Vietnam, Malaysia, Taiwan, and Brunei.
Mindanao, which Muslim rebels are still fighting to bring to
independence from the Philippines, despite a recent peace treaty.
East Timor, a former Portuguese colony invaded by Indonesia in
1975 and heavily repressed.
Bougainville, seeking independence from Papua New
There are literally dozens of other festering inter-state and
intra-state conflicts in the region including the renewed fight for
Kashmir between India and Pakistan. Many are over natural resources,
self determination, human rights, and democracy. A few are still
along historical and ideological faultlines. Some are varying
combinations of all of these.
In this sense, there is a chicken-and-egg dialectic between a
people-centred security and geopolitical security. It is these
tensions, complexities and contradictions that members of civil
society and policy makers must grapple with.
A conference is a process as well as an event. With this in mind
Focus aims to hold its second conference on Asia Pacific Security
Systems. The first meeting, held in Bangkok in 1997, stemmed from
the growing realisation that the present regional security system in
Asia Pacific is both fragile and incomplete. From a traditional
perspective, balance-of-power politics, Western fuelled arms races and
a unilateral US presence are the main structures. Panellists
discussed what the structures appropriate for a post-Cold War, New
World Order in Asia are might look like.
Conference participants noted that the concept of security has changed
from focussing only on nation-states to a broader concept that
includes gender, environmental, economic and cultural issues. In this

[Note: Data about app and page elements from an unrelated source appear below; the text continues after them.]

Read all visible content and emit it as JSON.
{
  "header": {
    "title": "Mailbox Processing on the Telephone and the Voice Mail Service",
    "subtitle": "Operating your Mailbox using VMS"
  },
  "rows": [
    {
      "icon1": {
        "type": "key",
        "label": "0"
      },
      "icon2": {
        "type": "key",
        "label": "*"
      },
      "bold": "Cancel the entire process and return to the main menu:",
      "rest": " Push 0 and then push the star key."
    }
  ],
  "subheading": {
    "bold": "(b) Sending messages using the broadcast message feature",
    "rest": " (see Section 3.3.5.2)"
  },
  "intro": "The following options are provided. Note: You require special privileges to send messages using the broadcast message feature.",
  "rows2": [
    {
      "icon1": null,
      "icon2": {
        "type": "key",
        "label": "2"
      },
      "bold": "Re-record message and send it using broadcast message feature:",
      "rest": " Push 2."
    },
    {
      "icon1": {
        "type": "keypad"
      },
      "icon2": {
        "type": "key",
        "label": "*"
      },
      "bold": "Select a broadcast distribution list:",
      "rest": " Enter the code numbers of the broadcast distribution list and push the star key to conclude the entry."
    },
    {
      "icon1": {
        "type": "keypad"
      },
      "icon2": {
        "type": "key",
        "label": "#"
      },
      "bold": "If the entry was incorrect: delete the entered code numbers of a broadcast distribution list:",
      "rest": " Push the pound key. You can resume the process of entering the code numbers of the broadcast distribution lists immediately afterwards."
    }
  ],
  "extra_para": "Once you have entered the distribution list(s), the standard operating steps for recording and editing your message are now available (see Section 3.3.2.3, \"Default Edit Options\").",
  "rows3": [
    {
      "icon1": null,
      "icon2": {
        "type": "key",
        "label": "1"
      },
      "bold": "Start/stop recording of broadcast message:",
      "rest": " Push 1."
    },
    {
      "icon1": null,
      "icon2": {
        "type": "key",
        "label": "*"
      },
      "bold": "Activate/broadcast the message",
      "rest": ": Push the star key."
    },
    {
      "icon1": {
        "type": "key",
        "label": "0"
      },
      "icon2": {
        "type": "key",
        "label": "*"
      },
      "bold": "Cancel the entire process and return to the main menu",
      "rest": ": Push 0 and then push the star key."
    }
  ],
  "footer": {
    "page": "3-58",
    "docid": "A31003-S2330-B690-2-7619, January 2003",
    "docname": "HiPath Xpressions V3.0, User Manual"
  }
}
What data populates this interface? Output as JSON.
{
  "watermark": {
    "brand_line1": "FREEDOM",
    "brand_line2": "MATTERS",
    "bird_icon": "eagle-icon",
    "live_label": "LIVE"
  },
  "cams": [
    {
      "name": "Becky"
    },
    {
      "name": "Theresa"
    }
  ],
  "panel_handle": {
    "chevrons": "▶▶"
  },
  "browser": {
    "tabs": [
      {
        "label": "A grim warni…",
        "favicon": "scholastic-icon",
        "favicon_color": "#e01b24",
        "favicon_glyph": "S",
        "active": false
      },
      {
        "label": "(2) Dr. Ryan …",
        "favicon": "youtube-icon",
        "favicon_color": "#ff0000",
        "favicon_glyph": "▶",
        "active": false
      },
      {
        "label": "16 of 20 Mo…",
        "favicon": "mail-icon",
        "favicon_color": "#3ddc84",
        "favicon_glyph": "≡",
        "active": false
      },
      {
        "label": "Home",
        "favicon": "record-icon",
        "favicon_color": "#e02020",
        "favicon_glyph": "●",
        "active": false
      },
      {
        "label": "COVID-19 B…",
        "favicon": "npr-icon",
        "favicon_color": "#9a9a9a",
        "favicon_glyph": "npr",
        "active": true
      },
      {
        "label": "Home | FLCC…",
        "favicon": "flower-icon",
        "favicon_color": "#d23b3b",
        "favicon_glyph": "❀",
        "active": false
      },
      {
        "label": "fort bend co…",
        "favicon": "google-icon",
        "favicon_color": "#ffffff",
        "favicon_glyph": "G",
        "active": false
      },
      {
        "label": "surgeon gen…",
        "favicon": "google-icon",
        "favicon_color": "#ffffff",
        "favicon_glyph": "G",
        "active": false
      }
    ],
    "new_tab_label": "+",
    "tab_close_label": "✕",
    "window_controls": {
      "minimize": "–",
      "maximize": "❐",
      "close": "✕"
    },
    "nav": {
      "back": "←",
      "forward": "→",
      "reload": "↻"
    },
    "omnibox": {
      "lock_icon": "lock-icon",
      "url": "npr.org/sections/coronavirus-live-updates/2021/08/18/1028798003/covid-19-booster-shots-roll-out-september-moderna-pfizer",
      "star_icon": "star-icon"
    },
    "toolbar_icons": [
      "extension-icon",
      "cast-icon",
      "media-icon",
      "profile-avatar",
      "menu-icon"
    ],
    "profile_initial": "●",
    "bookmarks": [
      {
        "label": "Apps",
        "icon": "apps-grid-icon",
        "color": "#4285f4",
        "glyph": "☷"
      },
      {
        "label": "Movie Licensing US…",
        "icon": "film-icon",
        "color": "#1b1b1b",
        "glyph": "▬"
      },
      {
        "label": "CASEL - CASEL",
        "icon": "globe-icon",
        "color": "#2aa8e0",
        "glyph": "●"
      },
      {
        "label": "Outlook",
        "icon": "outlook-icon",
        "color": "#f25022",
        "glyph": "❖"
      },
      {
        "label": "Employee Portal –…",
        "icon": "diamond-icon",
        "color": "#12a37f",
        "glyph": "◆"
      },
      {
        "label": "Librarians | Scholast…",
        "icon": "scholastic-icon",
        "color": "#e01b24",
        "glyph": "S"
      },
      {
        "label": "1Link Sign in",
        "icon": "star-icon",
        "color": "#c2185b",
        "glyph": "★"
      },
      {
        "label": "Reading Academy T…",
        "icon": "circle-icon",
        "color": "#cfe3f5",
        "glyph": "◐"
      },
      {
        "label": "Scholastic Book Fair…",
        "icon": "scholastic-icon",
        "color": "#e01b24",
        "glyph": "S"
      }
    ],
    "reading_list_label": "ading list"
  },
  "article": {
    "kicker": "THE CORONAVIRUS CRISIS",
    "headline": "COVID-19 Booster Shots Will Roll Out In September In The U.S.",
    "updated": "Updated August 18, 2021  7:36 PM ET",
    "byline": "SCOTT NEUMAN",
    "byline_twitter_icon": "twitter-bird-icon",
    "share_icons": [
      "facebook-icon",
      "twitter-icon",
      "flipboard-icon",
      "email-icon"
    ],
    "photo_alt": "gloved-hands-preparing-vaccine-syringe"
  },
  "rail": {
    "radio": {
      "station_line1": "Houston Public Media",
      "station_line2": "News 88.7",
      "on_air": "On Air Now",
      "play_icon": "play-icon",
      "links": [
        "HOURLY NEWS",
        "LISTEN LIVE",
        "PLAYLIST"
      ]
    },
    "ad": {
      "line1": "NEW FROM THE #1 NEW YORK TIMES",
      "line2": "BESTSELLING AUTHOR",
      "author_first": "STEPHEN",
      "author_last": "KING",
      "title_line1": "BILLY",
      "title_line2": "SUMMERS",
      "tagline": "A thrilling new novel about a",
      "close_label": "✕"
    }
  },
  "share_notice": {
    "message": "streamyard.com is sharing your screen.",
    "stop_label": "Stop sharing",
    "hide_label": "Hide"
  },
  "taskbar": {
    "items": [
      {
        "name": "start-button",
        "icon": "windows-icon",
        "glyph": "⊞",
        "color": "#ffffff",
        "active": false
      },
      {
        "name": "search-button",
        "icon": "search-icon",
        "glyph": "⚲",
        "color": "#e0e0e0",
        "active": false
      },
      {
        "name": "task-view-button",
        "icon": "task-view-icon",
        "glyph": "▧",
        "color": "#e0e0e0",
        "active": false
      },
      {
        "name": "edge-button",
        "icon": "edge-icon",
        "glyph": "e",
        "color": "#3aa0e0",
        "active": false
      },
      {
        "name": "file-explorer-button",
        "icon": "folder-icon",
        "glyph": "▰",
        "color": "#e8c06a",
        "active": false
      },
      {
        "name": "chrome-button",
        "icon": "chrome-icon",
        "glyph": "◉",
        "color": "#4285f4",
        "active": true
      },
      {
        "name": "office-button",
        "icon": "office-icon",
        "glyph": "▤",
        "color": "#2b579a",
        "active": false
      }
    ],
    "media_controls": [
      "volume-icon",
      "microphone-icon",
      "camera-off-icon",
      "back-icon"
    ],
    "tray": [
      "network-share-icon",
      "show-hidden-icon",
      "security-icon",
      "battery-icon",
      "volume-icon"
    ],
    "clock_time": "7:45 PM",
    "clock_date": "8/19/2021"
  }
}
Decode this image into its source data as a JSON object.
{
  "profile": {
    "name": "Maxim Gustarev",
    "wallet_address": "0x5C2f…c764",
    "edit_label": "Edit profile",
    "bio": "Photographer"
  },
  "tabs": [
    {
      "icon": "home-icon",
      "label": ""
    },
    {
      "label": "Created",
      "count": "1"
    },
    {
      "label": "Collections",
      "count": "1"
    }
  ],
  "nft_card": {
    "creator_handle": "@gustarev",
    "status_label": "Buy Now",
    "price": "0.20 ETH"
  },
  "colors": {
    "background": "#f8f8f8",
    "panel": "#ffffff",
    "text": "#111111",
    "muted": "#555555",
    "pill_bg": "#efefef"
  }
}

spirit, the conference formed the Alternative Security Network, a mix
of scholars, activists and policy specialists with expertise in Asia
Pacific issues. This network acts as an advisory body to the FOCUS
Alternative Security Program as well as acting as a critical voice in
regional security issues.
In light of the tumultuous events in Asia these past several months,
the rationale for a conference on security is pressing. While the
effects of this crisis have been staggering to the people in the
region, it has also presented groups with opportunity. Mainstream
institutions are starting to reconsider the status quo on concepts
such as sovereignty, non-intervention, legitimacy, unilateralism,
economic development models, and the relationship between regional and
global institutions. In this light, it is crucial that a security
conference take into strong consideration, the nexus of politics,
economics, and security, that is so unavoidable today.
For more information, please write to E.Kimura@focusweb.org and write
Alternative Security Conference in the subject line.
Focus on the Global South (FOCUS)
c/o CUSRI, Chulalongkorn University
Bangkok 10330 THAILAND
Tel: 662 218 7363/7364/7365
Fax: 662 255 9976
Web Page http://www.focusweb.org
Staff email addresses:
|Walden Bello|| W.Bello@focusweb.org|
|Kamal Malhotra|| K.Malhotra@focusweb.org|
|Chanida Chanyapate Bamford|| C.Bamford@focusweb.org|
|Junya Prompiam|| J.Prompiam@focusweb.org|
|Nicola Bullard|| N.Bullard@focusweb.org|
|Joy Obando|| Joy@focusweb.org|
|Ehito Kimura|| E.Kimura@focusweb.org|
|Focus Administration|| email@example.com |